1. How would you challenge China’s assertion that prohibiting music downloads is necessary to protect public morals in China? What facts might you look for to support your argument?
2. Is it ethical for the United States to dispute China’s protectionist policies while itself spending years defending subsidies for a well-developed U.S. industry? Explain.
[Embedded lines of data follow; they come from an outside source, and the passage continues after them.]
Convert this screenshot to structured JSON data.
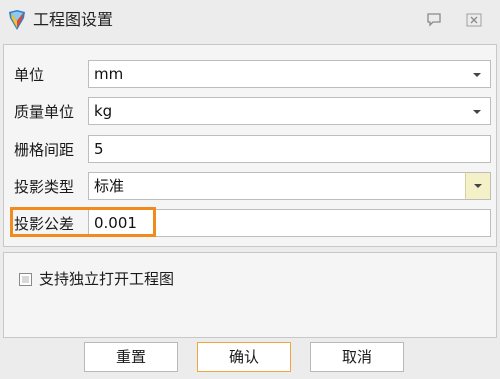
{
  "window": {
    "title": "工程图设置",
    "icon": "app-logo-icon",
    "controls": [
      "help-icon",
      "close-icon"
    ]
  },
  "form": {
    "unit": {
      "label": "单位",
      "value": "mm"
    },
    "mass_unit": {
      "label": "质量单位",
      "value": "kg"
    },
    "grid_spacing": {
      "label": "栅格间距",
      "value": "5"
    },
    "projection_type": {
      "label": "投影类型",
      "value": "标准"
    },
    "projection_tolerance": {
      "label": "投影公差",
      "value": "0.001"
    }
  },
  "options": {
    "independent_open": {
      "label": "支持独立打开工程图",
      "checked": false
    }
  },
  "buttons": {
    "reset": "重置",
    "confirm": "确认",
    "cancel": "取消"
  },
  "colors": {
    "highlight": "#f08c1e",
    "primary_border": "#f0a640"
  }
}
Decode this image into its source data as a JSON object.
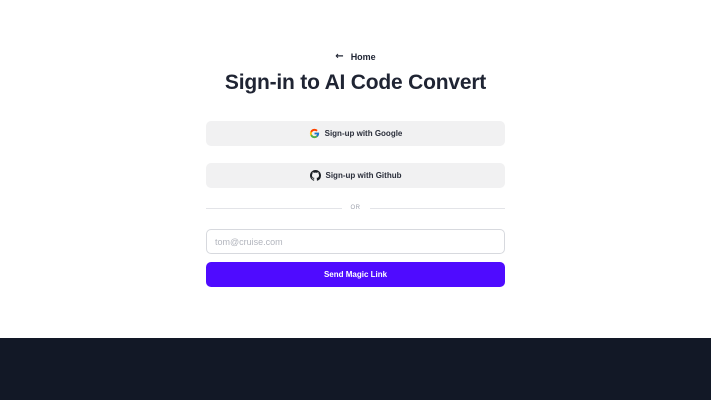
{
  "nav": {
    "home_label": "Home",
    "home_icon": "arrow-left-icon"
  },
  "header": {
    "title": "Sign-in to AI Code Convert"
  },
  "auth": {
    "google_label": "Sign-up with Google",
    "google_icon": "google-icon",
    "github_label": "Sign-up with Github",
    "github_icon": "github-icon",
    "divider_label": "OR",
    "email_placeholder": "tom@cruise.com",
    "email_value": "",
    "submit_label": "Send Magic Link"
  },
  "colors": {
    "primary_button": "#4f0bff",
    "oauth_button_bg": "#f1f1f2",
    "footer_bg": "#121826",
    "text_dark": "#1f2433"
  }
}
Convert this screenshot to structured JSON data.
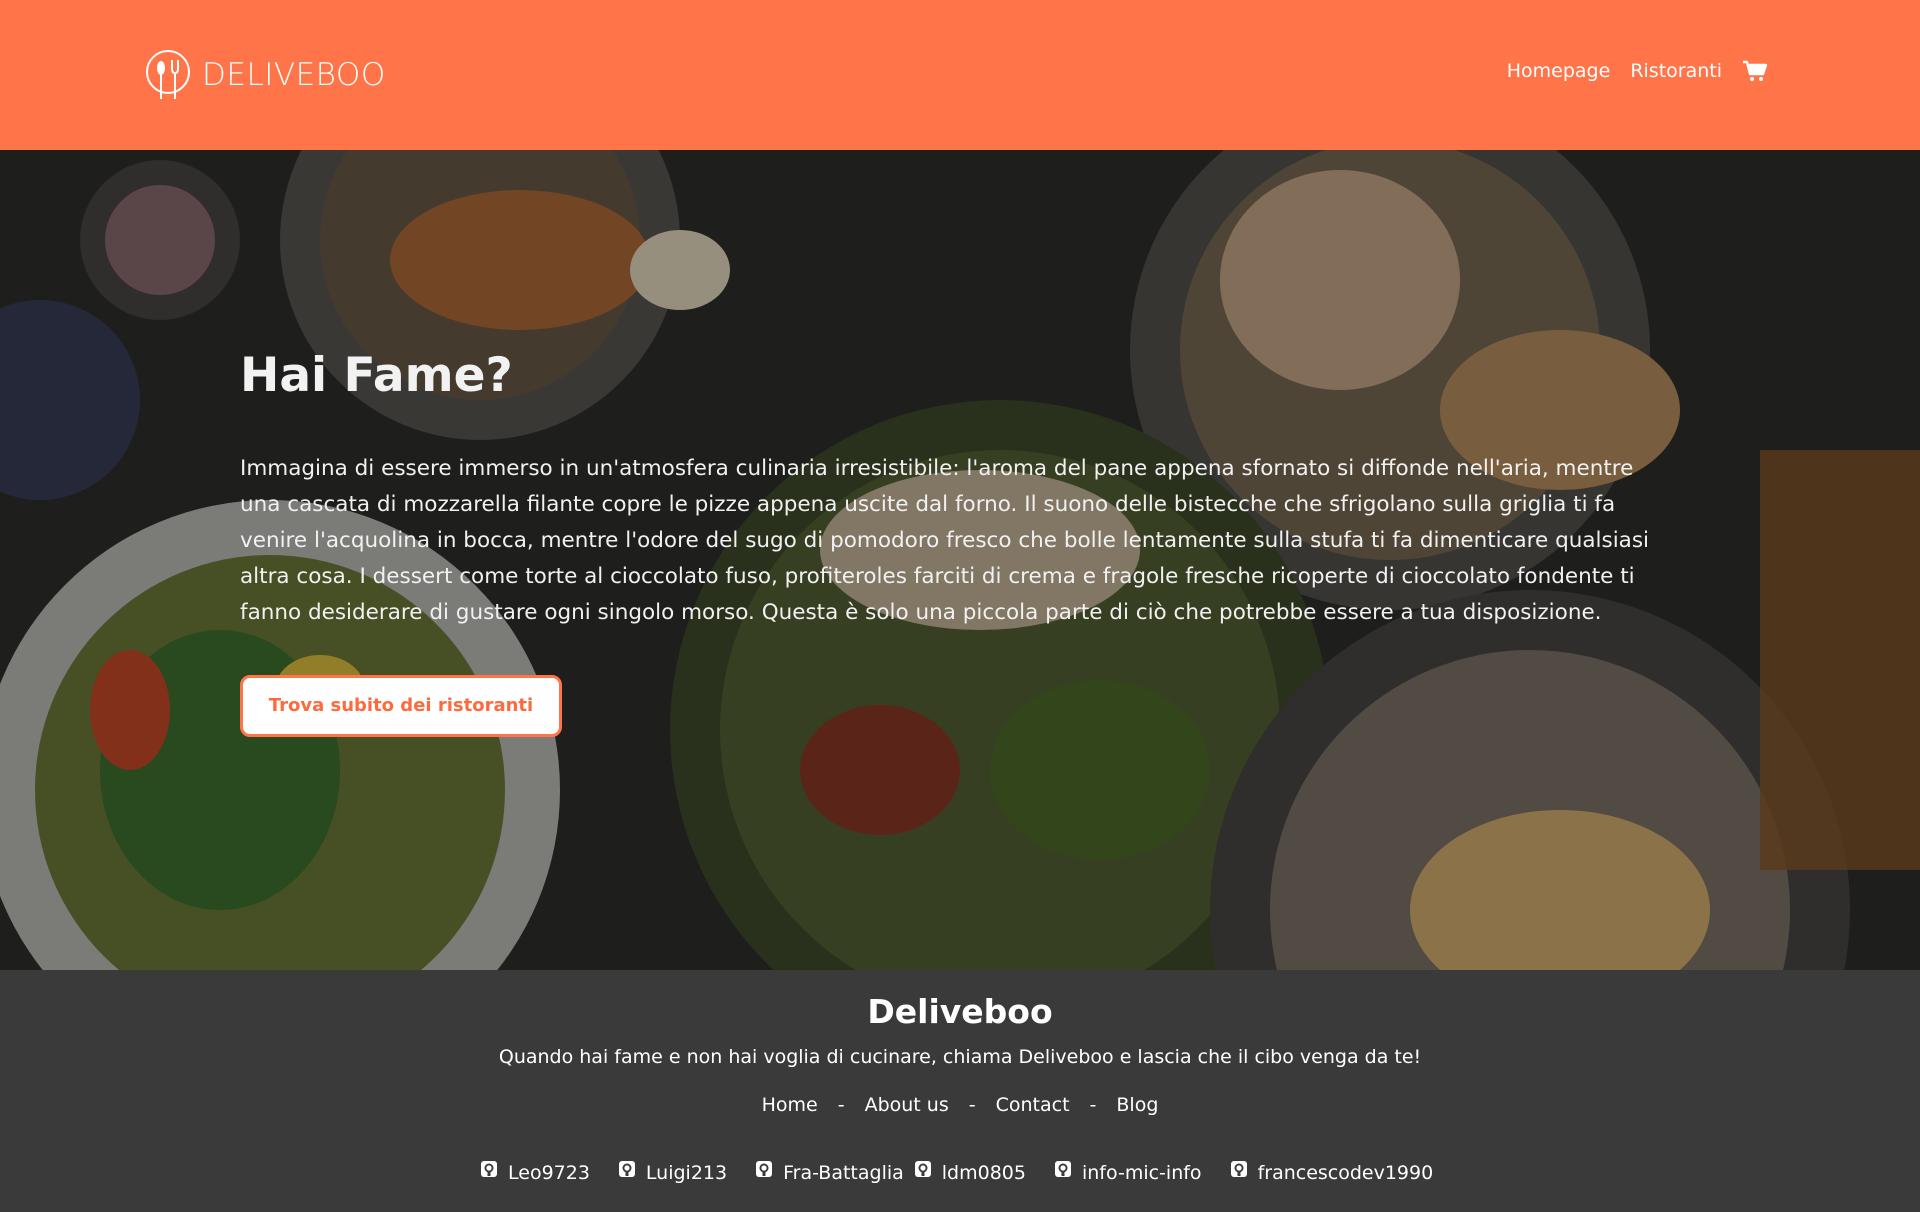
{
  "header": {
    "brand": "DELIVEBOO",
    "nav": [
      "Homepage",
      "Ristoranti"
    ],
    "bg_color": "#ff7448",
    "cart_icon": "cart-icon"
  },
  "hero": {
    "title": "Hai Fame?",
    "text": "Immagina di essere immerso in un'atmosfera culinaria irresistibile: l'aroma del pane appena sfornato si diffonde nell'aria, mentre una cascata di mozzarella filante copre le pizze appena uscite dal forno. Il suono delle bistecche che sfrigolano sulla griglia ti fa venire l'acquolina in bocca, mentre l'odore del sugo di pomodoro fresco che bolle lentamente sulla stufa ti fa dimenticare qualsiasi altra cosa. I dessert come torte al cioccolato fuso, profiteroles farciti di crema e fragole fresche ricoperte di cioccolato fondente ti fanno desiderare di gustare ogni singolo morso. Questa è solo una piccola parte di ciò che potrebbe essere a tua disposizione.",
    "button": "Trova subito dei ristoranti"
  },
  "footer": {
    "title": "Deliveboo",
    "tagline": "Quando hai fame e non hai voglia di cucinare, chiama Deliveboo e lascia che il cibo venga da te!",
    "links": [
      "Home",
      "About us",
      "Contact",
      "Blog"
    ],
    "separator": "-",
    "developers": [
      "Leo9723",
      "Luigi213",
      "Fra-Battaglia",
      "ldm0805",
      "info-mic-info",
      "francescodev1990"
    ],
    "dev_icon": "github-icon"
  }
}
Even if all could agree that as a whole the world would be better off if all national trade restrictions were ended, it does not follow that all countries or that all persons would be better off, certainly not in the short run. International trade has never been free of national barriers in modern times. WTO negotiations start with existing historical protections and member countries agree not to increase barriers and commit to participating in multilateral trade negotiations with the goal of lessening restrictions over time. New countries are admitted to the WTO only after sometimes prolonged negotiations with existing members over modifications of their existing trade-related barriers deemed necessary before they can be admitted. Every country has companies and industries that benefit directly from existing barriers, businesses whose profits rely on, and sometimes depend on, protection. Each of these businesses in turn have employees, suppliers, and communities that indirectly benefit from those protections. Thus, any change in a nation’s trade policies will have a negative effect on some segment of its economy, even if it can be demonstrated that a change would produce a positive effect on the total economy.